Write out all of the entries exactly, please.

--------

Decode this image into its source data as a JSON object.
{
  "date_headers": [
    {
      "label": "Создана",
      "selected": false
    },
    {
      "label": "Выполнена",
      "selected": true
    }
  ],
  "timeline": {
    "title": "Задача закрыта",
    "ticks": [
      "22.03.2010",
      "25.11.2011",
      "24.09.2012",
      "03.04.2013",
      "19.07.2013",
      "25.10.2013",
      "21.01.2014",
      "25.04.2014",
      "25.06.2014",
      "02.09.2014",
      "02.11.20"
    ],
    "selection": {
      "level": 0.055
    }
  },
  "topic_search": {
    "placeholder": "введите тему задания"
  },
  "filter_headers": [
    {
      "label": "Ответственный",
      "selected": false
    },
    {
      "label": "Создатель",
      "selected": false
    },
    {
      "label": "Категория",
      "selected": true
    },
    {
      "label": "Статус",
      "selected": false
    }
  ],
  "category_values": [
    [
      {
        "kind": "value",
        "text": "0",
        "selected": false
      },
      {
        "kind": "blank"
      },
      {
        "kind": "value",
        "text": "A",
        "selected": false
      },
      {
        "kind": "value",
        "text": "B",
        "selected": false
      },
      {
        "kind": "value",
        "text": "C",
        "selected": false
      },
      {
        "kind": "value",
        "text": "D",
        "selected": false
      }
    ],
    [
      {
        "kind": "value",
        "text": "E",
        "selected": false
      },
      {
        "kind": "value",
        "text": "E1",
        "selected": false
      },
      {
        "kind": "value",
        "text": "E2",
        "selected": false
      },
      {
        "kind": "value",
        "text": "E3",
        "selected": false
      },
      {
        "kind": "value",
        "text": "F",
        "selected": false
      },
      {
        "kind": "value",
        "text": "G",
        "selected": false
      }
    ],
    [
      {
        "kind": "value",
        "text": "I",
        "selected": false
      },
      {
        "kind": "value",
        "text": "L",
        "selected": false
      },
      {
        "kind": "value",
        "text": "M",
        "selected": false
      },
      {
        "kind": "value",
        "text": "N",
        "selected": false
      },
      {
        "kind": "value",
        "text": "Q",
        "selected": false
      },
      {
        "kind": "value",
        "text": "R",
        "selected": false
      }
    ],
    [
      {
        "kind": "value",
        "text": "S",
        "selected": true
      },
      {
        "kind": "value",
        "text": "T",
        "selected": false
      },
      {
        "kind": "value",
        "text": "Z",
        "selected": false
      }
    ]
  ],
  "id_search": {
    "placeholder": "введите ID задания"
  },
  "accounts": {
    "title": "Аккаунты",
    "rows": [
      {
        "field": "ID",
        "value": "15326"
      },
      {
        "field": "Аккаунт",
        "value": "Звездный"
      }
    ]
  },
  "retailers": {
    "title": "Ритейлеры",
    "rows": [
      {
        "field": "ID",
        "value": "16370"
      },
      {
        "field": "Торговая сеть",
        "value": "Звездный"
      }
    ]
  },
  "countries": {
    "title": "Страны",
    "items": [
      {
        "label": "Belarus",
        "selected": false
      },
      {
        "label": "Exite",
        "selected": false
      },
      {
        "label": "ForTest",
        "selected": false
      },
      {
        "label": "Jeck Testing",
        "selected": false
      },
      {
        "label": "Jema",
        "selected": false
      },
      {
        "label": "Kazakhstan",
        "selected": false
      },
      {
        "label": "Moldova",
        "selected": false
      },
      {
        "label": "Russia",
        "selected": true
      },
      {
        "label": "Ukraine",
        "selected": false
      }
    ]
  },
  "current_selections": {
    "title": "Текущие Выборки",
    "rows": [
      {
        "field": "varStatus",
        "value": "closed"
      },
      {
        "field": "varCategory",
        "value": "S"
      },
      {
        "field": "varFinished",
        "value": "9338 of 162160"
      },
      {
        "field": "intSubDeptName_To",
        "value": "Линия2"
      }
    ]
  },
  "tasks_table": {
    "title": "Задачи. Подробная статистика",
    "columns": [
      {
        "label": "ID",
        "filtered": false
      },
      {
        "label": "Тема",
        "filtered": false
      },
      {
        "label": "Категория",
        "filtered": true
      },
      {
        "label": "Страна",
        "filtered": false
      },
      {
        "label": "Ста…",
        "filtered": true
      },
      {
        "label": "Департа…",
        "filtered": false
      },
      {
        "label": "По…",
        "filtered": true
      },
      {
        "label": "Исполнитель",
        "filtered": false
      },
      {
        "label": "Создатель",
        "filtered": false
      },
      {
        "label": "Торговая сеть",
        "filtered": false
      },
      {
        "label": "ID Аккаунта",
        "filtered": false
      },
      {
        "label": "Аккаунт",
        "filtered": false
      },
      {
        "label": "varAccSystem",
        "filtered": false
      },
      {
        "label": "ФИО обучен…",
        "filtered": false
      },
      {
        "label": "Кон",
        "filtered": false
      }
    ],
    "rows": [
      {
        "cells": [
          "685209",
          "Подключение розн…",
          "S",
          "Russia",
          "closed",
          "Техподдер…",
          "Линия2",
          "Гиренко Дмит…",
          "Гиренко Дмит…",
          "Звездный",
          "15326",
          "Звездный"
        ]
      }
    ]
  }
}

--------

▶ _Answer below_
Decode this image into its source data as a JSON object.
{
  "date_headers": [
    {
      "label": "Создана",
      "selected": false
    },
    {
      "label": "Выполнена",
      "selected": true
    }
  ],
  "timeline": {
    "title": "Задача закрыта",
    "ticks": [
      "22.03.2010",
      "25.11.2011",
      "24.09.2012",
      "03.04.2013",
      "19.07.2013",
      "25.10.2013",
      "21.01.2014",
      "25.04.2014",
      "25.06.2014",
      "02.09.2014",
      "02.11.20"
    ],
    "selection": {
      "level": 0.055
    }
  },
  "topic_search": {
    "placeholder": "введите тему задания"
  },
  "filter_headers": [
    {
      "label": "Ответственный",
      "selected": false
    },
    {
      "label": "Создатель",
      "selected": false
    },
    {
      "label": "Категория",
      "selected": true
    },
    {
      "label": "Статус",
      "selected": false
    }
  ],
  "category_values": [
    [
      {
        "kind": "value",
        "text": "0",
        "selected": false
      },
      {
        "kind": "blank"
      },
      {
        "kind": "value",
        "text": "A",
        "selected": false
      },
      {
        "kind": "value",
        "text": "B",
        "selected": false
      },
      {
        "kind": "value",
        "text": "C",
        "selected": false
      },
      {
        "kind": "value",
        "text": "D",
        "selected": false
      }
    ],
    [
      {
        "kind": "value",
        "text": "E",
        "selected": false
      },
      {
        "kind": "value",
        "text": "E1",
        "selected": false
      },
      {
        "kind": "value",
        "text": "E2",
        "selected": false
      },
      {
        "kind": "value",
        "text": "E3",
        "selected": false
      },
      {
        "kind": "value",
        "text": "F",
        "selected": false
      },
      {
        "kind": "value",
        "text": "G",
        "selected": false
      }
    ],
    [
      {
        "kind": "value",
        "text": "I",
        "selected": false
      },
      {
        "kind": "value",
        "text": "L",
        "selected": false
      },
      {
        "kind": "value",
        "text": "M",
        "selected": false
      },
      {
        "kind": "value",
        "text": "N",
        "selected": false
      },
      {
        "kind": "value",
        "text": "Q",
        "selected": false
      },
      {
        "kind": "value",
        "text": "R",
        "selected": false
      }
    ],
    [
      {
        "kind": "value",
        "text": "S",
        "selected": true
      },
      {
        "kind": "value",
        "text": "T",
        "selected": false
      },
      {
        "kind": "value",
        "text": "Z",
        "selected": false
      }
    ]
  ],
  "id_search": {
    "placeholder": "введите ID задания"
  },
  "accounts": {
    "title": "Аккаунты",
    "rows": [
      {
        "field": "ID",
        "value": "15326"
      },
      {
        "field": "Аккаунт",
        "value": "Звездный"
      }
    ]
  },
  "retailers": {
    "title": "Ритейлеры",
    "rows": [
      {
        "field": "ID",
        "value": "16370"
      },
      {
        "field": "Торговая сеть",
        "value": "Звездный"
      }
    ]
  },
  "countries": {
    "title": "Страны",
    "items": [
      {
        "label": "Belarus",
        "selected": false
      },
      {
        "label": "Exite",
        "selected": false
      },
      {
        "label": "ForTest",
        "selected": false
      },
      {
        "label": "Jeck Testing",
        "selected": false
      },
      {
        "label": "Jema",
        "selected": false
      },
      {
        "label": "Kazakhstan",
        "selected": false
      },
      {
        "label": "Moldova",
        "selected": false
      },
      {
        "label": "Russia",
        "selected": true
      },
      {
        "label": "Ukraine",
        "selected": false
      }
    ]
  },
  "current_selections": {
    "title": "Текущие Выборки",
    "rows": [
      {
        "field": "varStatus",
        "value": "closed"
      },
      {
        "field": "varCategory",
        "value": "S"
      },
      {
        "field": "varFinished",
        "value": "9338 of 162160"
      },
      {
        "field": "intSubDeptName_To",
        "value": "Линия2"
      }
    ]
  },
  "tasks_table": {
    "title": "Задачи. Подробная статистика",
    "columns": [
      {
        "label": "ID",
        "filtered": false
      },
      {
        "label": "Тема",
        "filtered": false
      },
      {
        "label": "Категория",
        "filtered": true
      },
      {
        "label": "Страна",
        "filtered": false
      },
      {
        "label": "Ста…",
        "filtered": true
      },
      {
        "label": "Департа…",
        "filtered": false
      },
      {
        "label": "По…",
        "filtered": true
      },
      {
        "label": "Исполнитель",
        "filtered": false
      },
      {
        "label": "Создатель",
        "filtered": false
      },
      {
        "label": "Торговая сеть",
        "filtered": false
      },
      {
        "label": "ID Аккаунта",
        "filtered": false
      },
      {
        "label": "Аккаунт",
        "filtered": false
      },
      {
        "label": "varAccSystem",
        "filtered": false
      },
      {
        "label": "ФИО обучен…",
        "filtered": false
      },
      {
        "label": "Кон",
        "filtered": false
      }
    ],
    "rows": [
      {
        "cells": [
          "685209",
          "Подключение розн…",
          "S",
          "Russia",
          "closed",
          "Техподдер…",
          "Линия2",
          "Гиренко Дмит…",
          "Гиренко Дмит…",
          "Звездный",
          "15326",
          "Звездный"
        ]
      }
    ]
  }
}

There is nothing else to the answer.